Extracted data entries
--*--

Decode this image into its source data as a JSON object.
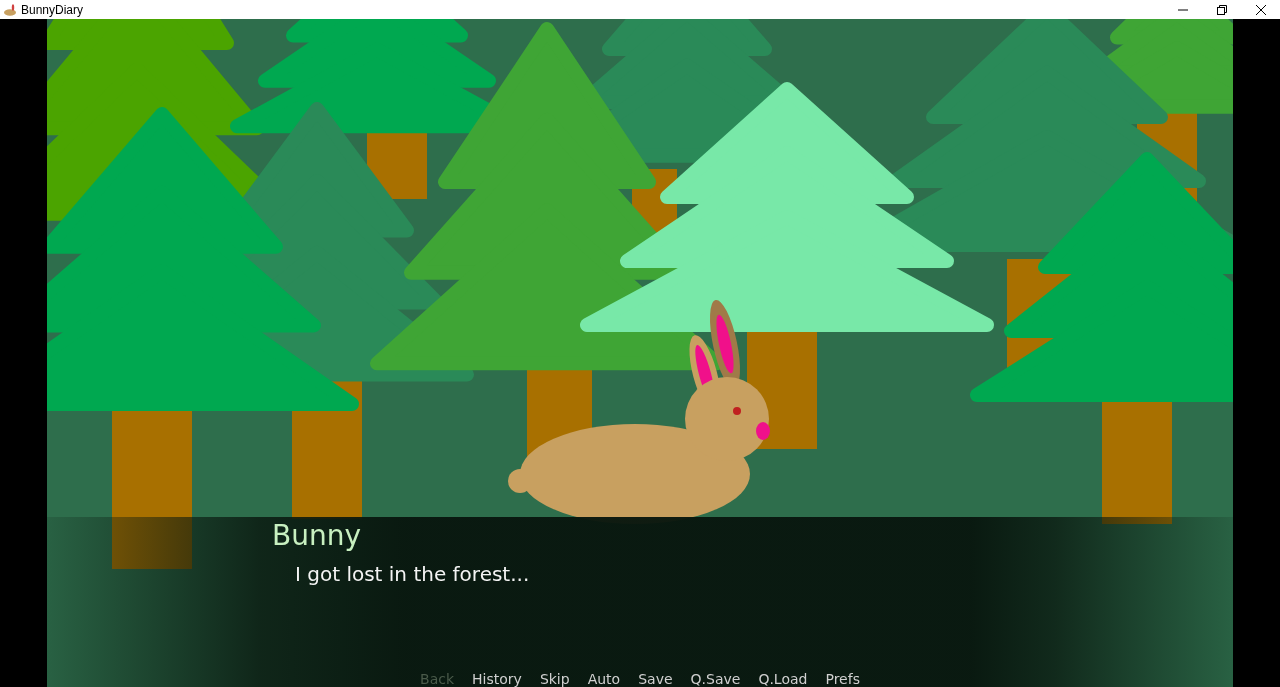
{
  "window": {
    "title": "BunnyDiary"
  },
  "dialogue": {
    "speaker": "Bunny",
    "text": "I got lost in the forest..."
  },
  "quick_menu": [
    {
      "label": "Back",
      "disabled": true
    },
    {
      "label": "History",
      "disabled": false
    },
    {
      "label": "Skip",
      "disabled": false
    },
    {
      "label": "Auto",
      "disabled": false
    },
    {
      "label": "Save",
      "disabled": false
    },
    {
      "label": "Q.Save",
      "disabled": false
    },
    {
      "label": "Q.Load",
      "disabled": false
    },
    {
      "label": "Prefs",
      "disabled": false
    }
  ]
}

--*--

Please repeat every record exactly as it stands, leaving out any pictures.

TASK OUTPUT
Decode this image into its source data as a JSON object.
{
  "window": {
    "title": "BunnyDiary"
  },
  "dialogue": {
    "speaker": "Bunny",
    "text": "I got lost in the forest..."
  },
  "quick_menu": [
    {
      "label": "Back",
      "disabled": true
    },
    {
      "label": "History",
      "disabled": false
    },
    {
      "label": "Skip",
      "disabled": false
    },
    {
      "label": "Auto",
      "disabled": false
    },
    {
      "label": "Save",
      "disabled": false
    },
    {
      "label": "Q.Save",
      "disabled": false
    },
    {
      "label": "Q.Load",
      "disabled": false
    },
    {
      "label": "Prefs",
      "disabled": false
    }
  ]
}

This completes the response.